▶ **What to produce**: Return all lines of the listing below that carry the word "title".

↓

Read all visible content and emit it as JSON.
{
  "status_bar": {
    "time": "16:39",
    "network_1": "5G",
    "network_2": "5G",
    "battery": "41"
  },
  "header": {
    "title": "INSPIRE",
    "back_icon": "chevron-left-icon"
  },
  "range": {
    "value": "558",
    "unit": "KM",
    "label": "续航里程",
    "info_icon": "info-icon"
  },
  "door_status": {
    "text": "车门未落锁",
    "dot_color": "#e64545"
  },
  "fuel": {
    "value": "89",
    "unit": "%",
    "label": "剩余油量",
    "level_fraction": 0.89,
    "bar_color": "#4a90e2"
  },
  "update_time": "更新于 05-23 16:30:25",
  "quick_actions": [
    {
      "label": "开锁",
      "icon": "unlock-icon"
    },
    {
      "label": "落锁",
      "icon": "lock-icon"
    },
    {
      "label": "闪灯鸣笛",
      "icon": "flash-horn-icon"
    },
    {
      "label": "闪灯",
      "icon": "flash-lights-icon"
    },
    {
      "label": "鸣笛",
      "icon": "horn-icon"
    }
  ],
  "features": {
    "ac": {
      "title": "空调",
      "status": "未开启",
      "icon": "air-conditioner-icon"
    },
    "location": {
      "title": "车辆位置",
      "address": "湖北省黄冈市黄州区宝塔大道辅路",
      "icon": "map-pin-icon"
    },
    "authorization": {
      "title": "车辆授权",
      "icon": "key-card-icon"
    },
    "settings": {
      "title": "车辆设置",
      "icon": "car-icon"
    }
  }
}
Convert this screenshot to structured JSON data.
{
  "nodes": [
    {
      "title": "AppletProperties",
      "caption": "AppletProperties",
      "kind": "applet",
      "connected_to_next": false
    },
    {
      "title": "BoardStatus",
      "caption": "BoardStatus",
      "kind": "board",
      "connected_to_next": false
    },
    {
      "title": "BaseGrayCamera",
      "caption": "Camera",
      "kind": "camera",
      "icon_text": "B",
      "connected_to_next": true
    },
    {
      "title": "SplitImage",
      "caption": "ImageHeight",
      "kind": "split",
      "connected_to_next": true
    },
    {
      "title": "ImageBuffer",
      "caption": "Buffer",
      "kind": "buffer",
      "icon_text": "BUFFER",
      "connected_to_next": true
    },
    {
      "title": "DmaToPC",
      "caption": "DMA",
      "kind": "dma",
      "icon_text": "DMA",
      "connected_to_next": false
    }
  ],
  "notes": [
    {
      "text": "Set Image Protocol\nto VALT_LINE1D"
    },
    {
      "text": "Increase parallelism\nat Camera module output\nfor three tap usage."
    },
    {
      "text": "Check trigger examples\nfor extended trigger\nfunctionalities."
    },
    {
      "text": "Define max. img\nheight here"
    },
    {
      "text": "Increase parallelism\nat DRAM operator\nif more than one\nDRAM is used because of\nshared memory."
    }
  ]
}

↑

▶ **Solution for this exercise**:
    "title": "INSPIRE",
      "title": "空调",
      "title": "车辆位置",
      "title": "车辆授权",
      "title": "车辆设置",
      "title": "AppletProperties",
      "title": "BoardStatus",
      "title": "BaseGrayCamera",
      "title": "SplitImage",
      "title": "ImageBuffer",
      "title": "DmaToPC",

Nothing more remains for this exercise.